__EXERCISE DETAILS__.
Below are some records: retype them all exactly, but not the pictures.

——————

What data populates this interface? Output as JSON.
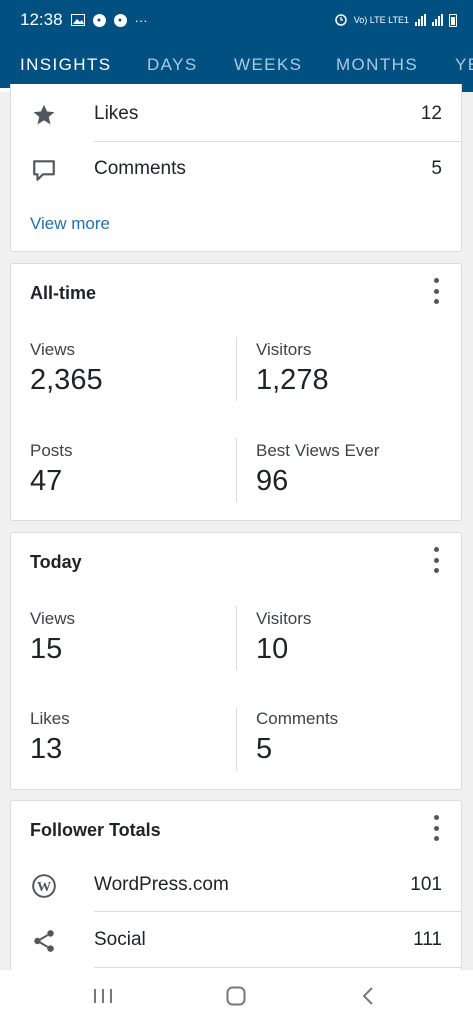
{
  "status_bar": {
    "time": "12:38",
    "network_label": "Vo) LTE LTE1"
  },
  "tabs": [
    {
      "label": "INSIGHTS",
      "active": true
    },
    {
      "label": "DAYS",
      "active": false
    },
    {
      "label": "WEEKS",
      "active": false
    },
    {
      "label": "MONTHS",
      "active": false
    },
    {
      "label": "YEARS",
      "active": false
    }
  ],
  "summary_card": {
    "rows": [
      {
        "label": "Likes",
        "value": "12",
        "icon": "star-icon"
      },
      {
        "label": "Comments",
        "value": "5",
        "icon": "comment-icon"
      }
    ],
    "view_more": "View more"
  },
  "all_time": {
    "title": "All-time",
    "stats": [
      {
        "label": "Views",
        "value": "2,365"
      },
      {
        "label": "Visitors",
        "value": "1,278"
      },
      {
        "label": "Posts",
        "value": "47"
      },
      {
        "label": "Best Views Ever",
        "value": "96"
      }
    ]
  },
  "today": {
    "title": "Today",
    "stats": [
      {
        "label": "Views",
        "value": "15"
      },
      {
        "label": "Visitors",
        "value": "10"
      },
      {
        "label": "Likes",
        "value": "13"
      },
      {
        "label": "Comments",
        "value": "5"
      }
    ]
  },
  "followers": {
    "title": "Follower Totals",
    "rows": [
      {
        "label": "WordPress.com",
        "value": "101",
        "icon": "wordpress-icon"
      },
      {
        "label": "Social",
        "value": "111",
        "icon": "share-icon"
      }
    ]
  },
  "colors": {
    "header": "#005082",
    "link": "#2271b1"
  }
}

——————

__YOUR RESPONSE__.
What data populates this interface? Output as JSON.
{
  "status_bar": {
    "time": "12:38",
    "network_label": "Vo) LTE LTE1"
  },
  "tabs": [
    {
      "label": "INSIGHTS",
      "active": true
    },
    {
      "label": "DAYS",
      "active": false
    },
    {
      "label": "WEEKS",
      "active": false
    },
    {
      "label": "MONTHS",
      "active": false
    },
    {
      "label": "YEARS",
      "active": false
    }
  ],
  "summary_card": {
    "rows": [
      {
        "label": "Likes",
        "value": "12",
        "icon": "star-icon"
      },
      {
        "label": "Comments",
        "value": "5",
        "icon": "comment-icon"
      }
    ],
    "view_more": "View more"
  },
  "all_time": {
    "title": "All-time",
    "stats": [
      {
        "label": "Views",
        "value": "2,365"
      },
      {
        "label": "Visitors",
        "value": "1,278"
      },
      {
        "label": "Posts",
        "value": "47"
      },
      {
        "label": "Best Views Ever",
        "value": "96"
      }
    ]
  },
  "today": {
    "title": "Today",
    "stats": [
      {
        "label": "Views",
        "value": "15"
      },
      {
        "label": "Visitors",
        "value": "10"
      },
      {
        "label": "Likes",
        "value": "13"
      },
      {
        "label": "Comments",
        "value": "5"
      }
    ]
  },
  "followers": {
    "title": "Follower Totals",
    "rows": [
      {
        "label": "WordPress.com",
        "value": "101",
        "icon": "wordpress-icon"
      },
      {
        "label": "Social",
        "value": "111",
        "icon": "share-icon"
      }
    ]
  },
  "colors": {
    "header": "#005082",
    "link": "#2271b1"
  }
}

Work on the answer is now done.